The Eastern Philosophy of Taoism is probably one of the earliest forms of philosophy known to man. Lao-tzu book the Tao Te Ching is the guidelines for any true follow of Taoism to live by. Taoism is a philosophy practice by one to get in accordance with nature, and to live simple. The ultimate goal of Taoism to become Ð²Ð‚ÑšSageÐ²Ð‚Ñœ or a wise man and once you achieve this goal you are said to be one with nature and you are heavenly.
Taoism has many different aspect of it but one particular portion I am going to focus on is in chapter three of the Tao Te Ching.
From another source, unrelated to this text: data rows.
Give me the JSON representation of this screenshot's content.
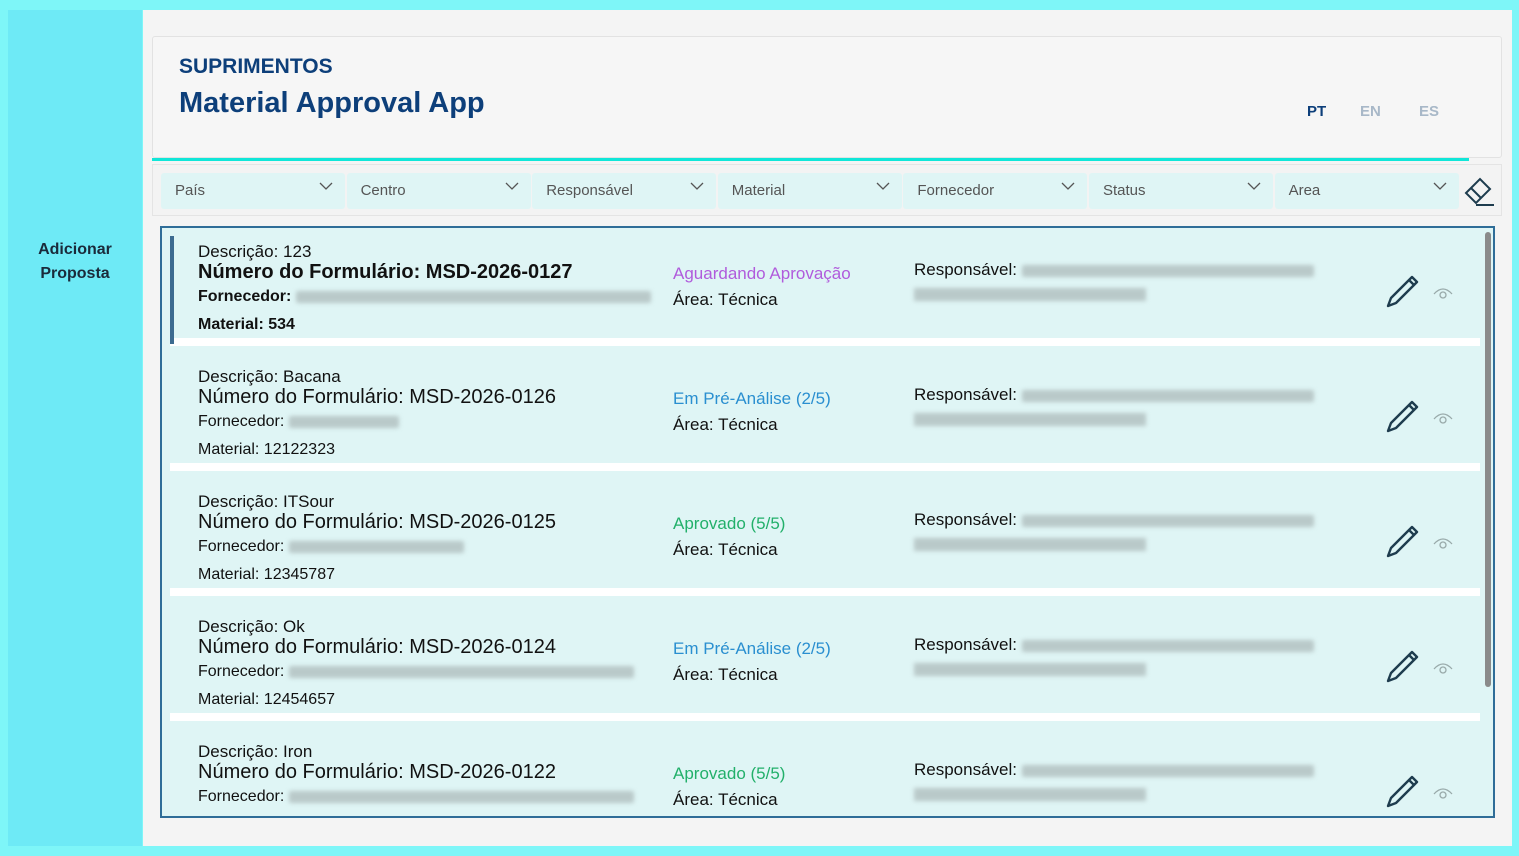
{
  "sidebar": {
    "add_label": "Adicionar Proposta"
  },
  "header": {
    "subtitle": "SUPRIMENTOS",
    "title": "Material Approval App",
    "languages": [
      "PT",
      "EN",
      "ES"
    ],
    "active_language": "PT"
  },
  "filters": [
    "País",
    "Centro",
    "Responsável",
    "Material",
    "Fornecedor",
    "Status",
    "Area"
  ],
  "labels": {
    "descricao": "Descrição: ",
    "numero": "Número do Formulário: ",
    "fornecedor": "Fornecedor: ",
    "material": "Material: ",
    "area": "Área: ",
    "responsavel": "Responsável: "
  },
  "colors": {
    "aguardando": "#b05bdc",
    "pre_analise": "#2a8fd0",
    "aprovado": "#22b06a"
  },
  "items": [
    {
      "descricao": "123",
      "numero": "MSD-2026-0127",
      "material": "534",
      "status": "Aguardando Aprovação",
      "status_type": "aguardando",
      "area": "Técnica"
    },
    {
      "descricao": "Bacana",
      "numero": "MSD-2026-0126",
      "material": "12122323",
      "status": "Em Pré-Análise (2/5)",
      "status_type": "pre_analise",
      "area": "Técnica"
    },
    {
      "descricao": "ITSour",
      "numero": "MSD-2026-0125",
      "material": "12345787",
      "status": "Aprovado (5/5)",
      "status_type": "aprovado",
      "area": "Técnica"
    },
    {
      "descricao": "Ok",
      "numero": "MSD-2026-0124",
      "material": "12454657",
      "status": "Em Pré-Análise (2/5)",
      "status_type": "pre_analise",
      "area": "Técnica"
    },
    {
      "descricao": "Iron",
      "numero": "MSD-2026-0122",
      "material": "",
      "status": "Aprovado (5/5)",
      "status_type": "aprovado",
      "area": "Técnica"
    }
  ]
}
The Tao Te Ching says in this portion that one must give up wordily things such as luxuries and lifeÐ²Ð‚™s little extravagances because they cause great disturbance for another individual, on the basis that they donÐ²Ð‚™t have this particular item. (c.3) The Tao Te Ching states that one must be willing to give these items up and not want them at all, for if one individual has an extravagant item or luxury another individual will want that item or another one like it. Thus induces the fact that an individual will be more willing to steal the item from you than work for his/her own because it is easier to steal. Which then causes the owner stress on wondering if someone will try and take his possession and in the end causes great disturbance for both parties.
On one point the Taoist can be correct in making this claim. A good example of this would be if no one valued gold, well then no one would want it. Yes and also in a hypothetical world this would cut or even stop theft and other crimes that may occur in relation with theft. However to what extent is this theory true? We cannot assume that everyone can just throw basic desires or even certain wants away; after all we are all human and many of us want many different things out of life.
The Taoist theory has many good intentions but is by far unethical.